Gloria Cauldfield looked down the littered street to where workers were busily restoring three flooded rental houses — adding new kitchens, baths, central air and heat, fresh paint.

Nice places. Much nicer than they were before Hurricane Katrina ripped off their roofs and sent floodwaters surging through them last August.

Cauldfield, who's lived on Broadway Street for 26 years and knew everyone on the block in this working-class neighborhood, is pretty sure she won't know the people who move into them.

"People are waiting to see if they can move back. But they only paid $225 for rent before. Somebody in the block had said they're going to be $600 or $700 a month," Cauldfield said. "From $225, that's a big jump."


A Little Hope

Not good, not by a long shot, but definitely better:

ABORIGINES are less likely to die of bronchitis, emphysema or stroke than they were 20 years ago, Northern Territory doctors have found, in a rare positive glimmer amid the generally worsening picture of indigenous health.

The turnaround contradicts widespread pessimism about Aboriginal health and should stir governments to invest in further improvements, said David Thomas, of Darwin's Menzies School of Health Research, who led the research.

Together with a slowing in the rate of increase in heart disease and diabetes deaths during the 1990s, and a drop in kidney failure deaths for those under 50, the results represented substantial progress in the battle against chronic disease, which causes 70 per cent of deaths among Aborigines.


Indigenous Australians have one of the highest mortality rates in the world. Fewer than a third live to 65 - a lower proportion than in Bangladesh or Nigeria.

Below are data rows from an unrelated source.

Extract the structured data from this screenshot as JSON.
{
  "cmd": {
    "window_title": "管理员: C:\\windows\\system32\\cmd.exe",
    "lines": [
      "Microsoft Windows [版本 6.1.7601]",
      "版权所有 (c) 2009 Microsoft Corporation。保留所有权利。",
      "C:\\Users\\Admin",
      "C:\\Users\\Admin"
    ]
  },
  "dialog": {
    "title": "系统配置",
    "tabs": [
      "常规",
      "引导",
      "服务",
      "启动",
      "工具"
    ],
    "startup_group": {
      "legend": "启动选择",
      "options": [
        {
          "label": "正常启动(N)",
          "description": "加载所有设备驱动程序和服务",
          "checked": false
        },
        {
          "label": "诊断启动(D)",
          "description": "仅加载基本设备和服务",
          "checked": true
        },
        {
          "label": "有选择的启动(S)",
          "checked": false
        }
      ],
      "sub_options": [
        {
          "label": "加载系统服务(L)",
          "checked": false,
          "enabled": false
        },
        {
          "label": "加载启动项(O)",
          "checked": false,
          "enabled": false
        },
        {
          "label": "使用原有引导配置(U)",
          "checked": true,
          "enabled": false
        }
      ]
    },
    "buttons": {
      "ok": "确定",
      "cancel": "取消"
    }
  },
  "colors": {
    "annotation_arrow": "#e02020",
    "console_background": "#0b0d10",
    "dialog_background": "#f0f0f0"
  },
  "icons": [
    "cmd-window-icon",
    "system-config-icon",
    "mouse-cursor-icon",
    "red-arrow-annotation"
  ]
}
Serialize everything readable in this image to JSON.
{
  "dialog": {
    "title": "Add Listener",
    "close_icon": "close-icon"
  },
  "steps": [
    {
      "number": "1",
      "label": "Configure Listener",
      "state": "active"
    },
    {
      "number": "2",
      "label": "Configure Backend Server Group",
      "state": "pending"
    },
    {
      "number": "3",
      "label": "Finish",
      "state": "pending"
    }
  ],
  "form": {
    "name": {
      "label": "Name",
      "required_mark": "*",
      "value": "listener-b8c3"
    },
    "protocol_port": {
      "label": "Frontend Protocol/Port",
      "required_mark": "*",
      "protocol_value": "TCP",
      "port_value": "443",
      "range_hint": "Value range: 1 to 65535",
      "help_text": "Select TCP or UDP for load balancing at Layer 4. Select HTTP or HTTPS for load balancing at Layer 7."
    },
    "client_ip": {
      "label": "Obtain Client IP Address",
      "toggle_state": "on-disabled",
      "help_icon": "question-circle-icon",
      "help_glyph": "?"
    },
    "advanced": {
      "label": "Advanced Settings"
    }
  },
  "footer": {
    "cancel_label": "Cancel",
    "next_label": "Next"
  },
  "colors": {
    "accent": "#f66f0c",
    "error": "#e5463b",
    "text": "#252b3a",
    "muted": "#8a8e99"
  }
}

Their death rates exceed those of Maori or native Americans.


What a Prick

That's all there is to it:

The White House hasn't given "peace mom" Cindy Sheehan "a single thought" in regards to arranging another meeting with President Bush, and Press Secretary Tony Snow advises the activist whose son was killed in Iraq to bring water and Gatorade to Crawford for her upcoming protests, according to an article in Sunday's edition of The New York Times.

"Mr. Snow, the White House press secretary, said administration officials had not given Ms. Sheehan a single thought," writes Sheryl Gay Stolberg.

During a press gaggle held Saturday at Crawford Elementary School, Snow said that there were "no plans at all" for Bush to meet with Sheehan during his shortened summer stay at his ranch for a ten day stretch that began on Thursday.

"So far there are no plans at all but I would advise her to bring water, or Gatorade, or both," Snow said.

Asked if advisers would be sent to speak with Sheehan, Snow responded, "You know what, honestly, when you're talking about the kind of issues we've been talking about, Cindy Sheehan just has not risen to the level of staff meetings at this point."